After knocking around Triple-A pitching for five-and-half seasons LaHair finally got his big break and has taken advantage in a huge way, hitting .390 with five homers, eight doubles, and a 1.251 OPS in 20 games.
He’ll come back down to earth eventually, of course, but LaHair hit .331 with 38 homers in 129 games at Triple-A last season and has a .528 slugging percentage in 653 total games at Triple-A.
Theo Epstein, Jed Hoyer, and Dale Sveum deserve credit for giving LaHair a long-deserved chance that the previous regime was unlikely to provide and it’ll be interesting to see what the Cubs do if first base prospect Anthony Rizzo continues to push for a promotion to the majors with a strong performance at Triple-A.
Chicago could certainly use the added offense and LaHair could perhaps play left field somewhat passably, but the Cubs have Alfonso Soriano and his contract there.
For a few days, it looked like Aaron Judge was finally hitting his stride in the postseason. He was still striking out at a regular clip, piling more and more strikeouts atop the 16 he racked up in the Division Series, but he was mashing, too. He engineered a three-run homer during Game 3 of the Championship Series, followed by another blast and game-tying double in Game 4. His one-out double helped pad a five-run lead in Game 5, while his 425-footer off of Brad Peacock barely made a dent during a 7-1 loss in Game 6. And then Lance McCullers‘ curveball found and fooled him, as it did five of the 14 batters it met in Game 7:
The strikeout was Judge’s first of the evening and 27th since the start of the playoffs. No other major league batter has racked up that many strikeouts in a single postseason, though Alfonso Soriano’s 26-strikeout record in 2003 comes the closest. Within that record, Judge also collected three golden sombreros (four strikeouts in a single game), narrowly avoiding the dreaded platinum sombrero (five strikeouts in a single game).

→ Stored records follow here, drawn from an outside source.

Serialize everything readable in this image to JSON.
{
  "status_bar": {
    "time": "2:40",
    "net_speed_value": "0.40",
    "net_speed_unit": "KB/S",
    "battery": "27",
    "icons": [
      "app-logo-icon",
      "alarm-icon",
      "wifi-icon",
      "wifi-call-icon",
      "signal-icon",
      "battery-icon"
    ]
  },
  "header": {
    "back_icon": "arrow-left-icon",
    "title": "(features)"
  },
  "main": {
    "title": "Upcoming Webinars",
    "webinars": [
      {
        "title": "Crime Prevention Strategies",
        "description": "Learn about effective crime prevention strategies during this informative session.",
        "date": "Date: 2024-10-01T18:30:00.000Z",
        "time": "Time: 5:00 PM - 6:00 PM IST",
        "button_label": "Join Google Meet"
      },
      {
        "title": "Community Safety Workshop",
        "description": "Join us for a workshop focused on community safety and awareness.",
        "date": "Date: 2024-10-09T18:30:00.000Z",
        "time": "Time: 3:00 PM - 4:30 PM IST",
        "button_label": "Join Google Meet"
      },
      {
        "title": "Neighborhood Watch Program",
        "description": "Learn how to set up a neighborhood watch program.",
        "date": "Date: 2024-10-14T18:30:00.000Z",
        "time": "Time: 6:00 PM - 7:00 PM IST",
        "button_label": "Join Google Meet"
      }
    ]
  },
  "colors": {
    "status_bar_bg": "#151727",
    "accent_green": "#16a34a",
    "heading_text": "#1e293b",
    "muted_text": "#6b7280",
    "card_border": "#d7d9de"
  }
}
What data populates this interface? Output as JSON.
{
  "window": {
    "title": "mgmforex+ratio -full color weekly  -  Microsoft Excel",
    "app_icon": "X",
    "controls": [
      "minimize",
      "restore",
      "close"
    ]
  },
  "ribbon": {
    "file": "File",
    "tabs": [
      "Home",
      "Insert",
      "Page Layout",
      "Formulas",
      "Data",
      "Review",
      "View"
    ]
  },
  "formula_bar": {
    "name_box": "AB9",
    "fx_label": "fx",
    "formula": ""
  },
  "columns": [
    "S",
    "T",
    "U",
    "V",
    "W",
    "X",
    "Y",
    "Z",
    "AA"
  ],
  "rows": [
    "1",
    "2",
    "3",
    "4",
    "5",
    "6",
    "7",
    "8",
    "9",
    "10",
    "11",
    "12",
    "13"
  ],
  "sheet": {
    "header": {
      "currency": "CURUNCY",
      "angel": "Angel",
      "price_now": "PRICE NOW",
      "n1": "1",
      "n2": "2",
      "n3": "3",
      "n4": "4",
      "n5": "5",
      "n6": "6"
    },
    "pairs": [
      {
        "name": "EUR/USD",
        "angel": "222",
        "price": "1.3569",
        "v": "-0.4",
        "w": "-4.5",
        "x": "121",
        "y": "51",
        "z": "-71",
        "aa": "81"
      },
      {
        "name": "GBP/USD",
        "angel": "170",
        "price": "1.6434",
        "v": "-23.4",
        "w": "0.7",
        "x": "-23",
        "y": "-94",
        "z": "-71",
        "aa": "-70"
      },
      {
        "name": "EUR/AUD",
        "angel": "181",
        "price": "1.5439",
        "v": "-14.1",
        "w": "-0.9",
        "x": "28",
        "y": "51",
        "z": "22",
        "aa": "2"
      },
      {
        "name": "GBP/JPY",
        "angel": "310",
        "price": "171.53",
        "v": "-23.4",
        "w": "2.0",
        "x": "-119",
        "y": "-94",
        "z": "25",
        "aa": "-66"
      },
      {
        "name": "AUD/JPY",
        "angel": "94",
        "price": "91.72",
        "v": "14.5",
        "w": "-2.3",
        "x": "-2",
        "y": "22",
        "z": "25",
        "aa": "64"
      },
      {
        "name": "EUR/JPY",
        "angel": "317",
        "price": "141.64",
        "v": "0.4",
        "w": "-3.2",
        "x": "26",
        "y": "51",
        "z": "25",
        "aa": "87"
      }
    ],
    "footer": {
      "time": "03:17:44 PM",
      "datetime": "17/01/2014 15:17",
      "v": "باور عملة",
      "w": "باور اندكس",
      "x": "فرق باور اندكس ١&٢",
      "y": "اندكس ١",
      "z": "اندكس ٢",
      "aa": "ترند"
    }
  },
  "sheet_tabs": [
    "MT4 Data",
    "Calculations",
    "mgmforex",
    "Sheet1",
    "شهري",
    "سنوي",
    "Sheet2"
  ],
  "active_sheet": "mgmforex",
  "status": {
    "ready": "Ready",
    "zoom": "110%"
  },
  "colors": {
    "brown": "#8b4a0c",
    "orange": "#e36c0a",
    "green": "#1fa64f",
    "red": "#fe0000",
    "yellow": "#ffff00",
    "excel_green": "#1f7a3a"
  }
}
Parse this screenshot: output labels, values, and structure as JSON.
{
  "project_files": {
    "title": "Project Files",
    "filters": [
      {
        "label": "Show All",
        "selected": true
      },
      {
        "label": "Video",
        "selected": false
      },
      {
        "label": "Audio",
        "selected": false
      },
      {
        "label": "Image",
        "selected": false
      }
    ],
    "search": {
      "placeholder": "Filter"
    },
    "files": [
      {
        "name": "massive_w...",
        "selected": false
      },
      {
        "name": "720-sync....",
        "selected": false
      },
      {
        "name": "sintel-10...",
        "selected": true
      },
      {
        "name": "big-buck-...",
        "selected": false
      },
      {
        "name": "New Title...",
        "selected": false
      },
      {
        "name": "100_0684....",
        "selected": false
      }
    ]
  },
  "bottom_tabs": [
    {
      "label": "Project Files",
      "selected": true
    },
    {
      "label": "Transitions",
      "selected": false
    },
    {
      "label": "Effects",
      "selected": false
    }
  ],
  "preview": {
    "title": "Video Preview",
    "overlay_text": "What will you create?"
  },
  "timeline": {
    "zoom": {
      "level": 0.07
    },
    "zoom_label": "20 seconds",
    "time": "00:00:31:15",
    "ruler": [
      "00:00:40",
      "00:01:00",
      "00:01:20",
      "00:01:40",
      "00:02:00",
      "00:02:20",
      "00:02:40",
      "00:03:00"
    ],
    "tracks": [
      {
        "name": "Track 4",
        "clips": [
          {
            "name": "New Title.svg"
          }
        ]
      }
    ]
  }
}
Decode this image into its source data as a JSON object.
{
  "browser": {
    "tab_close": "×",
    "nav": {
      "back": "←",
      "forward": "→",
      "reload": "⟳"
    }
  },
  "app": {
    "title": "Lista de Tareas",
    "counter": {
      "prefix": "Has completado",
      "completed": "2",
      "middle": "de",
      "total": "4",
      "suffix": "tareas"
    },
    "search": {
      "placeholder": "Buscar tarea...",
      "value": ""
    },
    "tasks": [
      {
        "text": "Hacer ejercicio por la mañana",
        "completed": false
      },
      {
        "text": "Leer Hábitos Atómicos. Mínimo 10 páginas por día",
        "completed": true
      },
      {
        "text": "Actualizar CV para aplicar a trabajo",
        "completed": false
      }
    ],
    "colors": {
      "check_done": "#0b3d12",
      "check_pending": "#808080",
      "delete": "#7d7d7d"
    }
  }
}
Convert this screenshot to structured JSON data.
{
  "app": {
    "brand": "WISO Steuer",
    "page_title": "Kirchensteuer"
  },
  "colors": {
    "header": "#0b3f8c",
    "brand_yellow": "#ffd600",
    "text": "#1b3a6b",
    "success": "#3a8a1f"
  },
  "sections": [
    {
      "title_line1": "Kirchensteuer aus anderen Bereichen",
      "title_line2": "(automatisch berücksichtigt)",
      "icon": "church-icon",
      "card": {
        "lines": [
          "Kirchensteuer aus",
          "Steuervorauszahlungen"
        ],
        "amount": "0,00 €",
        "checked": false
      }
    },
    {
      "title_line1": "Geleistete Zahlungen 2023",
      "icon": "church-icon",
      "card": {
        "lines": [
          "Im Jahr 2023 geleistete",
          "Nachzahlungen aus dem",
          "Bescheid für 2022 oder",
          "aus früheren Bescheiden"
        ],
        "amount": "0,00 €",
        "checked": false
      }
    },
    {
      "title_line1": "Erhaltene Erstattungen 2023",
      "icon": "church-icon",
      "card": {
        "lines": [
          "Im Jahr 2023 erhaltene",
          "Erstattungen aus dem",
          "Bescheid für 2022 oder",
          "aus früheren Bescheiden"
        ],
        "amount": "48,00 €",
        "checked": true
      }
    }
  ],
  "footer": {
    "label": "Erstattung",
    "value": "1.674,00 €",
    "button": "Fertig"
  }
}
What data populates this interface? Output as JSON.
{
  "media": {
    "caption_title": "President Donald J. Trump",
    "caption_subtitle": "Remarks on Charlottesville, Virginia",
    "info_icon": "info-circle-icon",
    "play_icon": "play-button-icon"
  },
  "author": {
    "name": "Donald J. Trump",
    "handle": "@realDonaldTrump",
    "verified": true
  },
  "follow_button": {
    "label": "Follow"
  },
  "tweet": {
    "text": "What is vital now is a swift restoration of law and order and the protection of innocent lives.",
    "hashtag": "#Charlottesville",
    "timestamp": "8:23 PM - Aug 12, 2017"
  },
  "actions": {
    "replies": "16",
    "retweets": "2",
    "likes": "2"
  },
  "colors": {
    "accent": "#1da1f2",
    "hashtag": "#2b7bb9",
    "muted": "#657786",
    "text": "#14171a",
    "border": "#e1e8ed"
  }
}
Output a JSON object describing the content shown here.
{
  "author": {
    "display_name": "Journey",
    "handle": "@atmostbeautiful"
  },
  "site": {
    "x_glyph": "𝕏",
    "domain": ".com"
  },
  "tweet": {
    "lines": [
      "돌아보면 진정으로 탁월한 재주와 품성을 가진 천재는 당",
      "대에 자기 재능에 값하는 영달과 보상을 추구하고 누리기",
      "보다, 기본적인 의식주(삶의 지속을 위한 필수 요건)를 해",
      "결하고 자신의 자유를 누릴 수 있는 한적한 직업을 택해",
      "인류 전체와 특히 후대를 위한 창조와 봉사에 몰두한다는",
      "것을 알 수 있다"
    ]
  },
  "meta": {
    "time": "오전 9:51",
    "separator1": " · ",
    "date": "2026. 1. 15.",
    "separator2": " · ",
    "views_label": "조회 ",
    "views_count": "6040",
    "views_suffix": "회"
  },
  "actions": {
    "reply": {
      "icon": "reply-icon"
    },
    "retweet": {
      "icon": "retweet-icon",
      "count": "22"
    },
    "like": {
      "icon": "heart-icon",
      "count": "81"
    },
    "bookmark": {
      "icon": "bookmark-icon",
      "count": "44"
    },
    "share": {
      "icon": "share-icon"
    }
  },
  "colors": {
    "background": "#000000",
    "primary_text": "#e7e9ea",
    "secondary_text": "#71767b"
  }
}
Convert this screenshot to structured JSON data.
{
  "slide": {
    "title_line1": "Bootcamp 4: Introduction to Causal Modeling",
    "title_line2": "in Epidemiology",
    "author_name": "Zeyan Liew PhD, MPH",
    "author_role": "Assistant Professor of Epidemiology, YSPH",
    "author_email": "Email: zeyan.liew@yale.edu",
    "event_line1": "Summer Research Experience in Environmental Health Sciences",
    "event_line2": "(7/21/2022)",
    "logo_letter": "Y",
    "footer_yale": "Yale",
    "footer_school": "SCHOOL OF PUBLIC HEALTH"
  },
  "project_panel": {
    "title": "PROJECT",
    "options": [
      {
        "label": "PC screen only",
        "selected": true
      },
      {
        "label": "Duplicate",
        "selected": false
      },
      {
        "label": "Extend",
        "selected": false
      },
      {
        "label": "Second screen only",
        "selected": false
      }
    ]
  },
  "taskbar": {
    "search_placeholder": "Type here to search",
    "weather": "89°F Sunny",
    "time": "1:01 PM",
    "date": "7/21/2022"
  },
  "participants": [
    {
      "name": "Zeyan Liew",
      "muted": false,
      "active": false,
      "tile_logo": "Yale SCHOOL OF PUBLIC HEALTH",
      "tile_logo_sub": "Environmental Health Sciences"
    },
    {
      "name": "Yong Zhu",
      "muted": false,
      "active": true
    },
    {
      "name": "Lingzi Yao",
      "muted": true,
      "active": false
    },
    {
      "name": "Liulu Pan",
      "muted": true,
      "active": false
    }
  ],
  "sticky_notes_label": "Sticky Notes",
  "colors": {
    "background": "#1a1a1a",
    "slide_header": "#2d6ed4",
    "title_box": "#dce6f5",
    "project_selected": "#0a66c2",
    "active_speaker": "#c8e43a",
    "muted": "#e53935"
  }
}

It’s an unfortunate footnote to a spectacular year for the rookie outfielder, who decimated the competition with 52 home runs and 8.2 fWAR during the regular season and was a pivotal part of the Yankees’ playoff run. Thankfully, the image of McCullers’ curveball darting just under Judge’s bat won’t be the image that sticks with us for years to come. Instead, it’ll look something like this: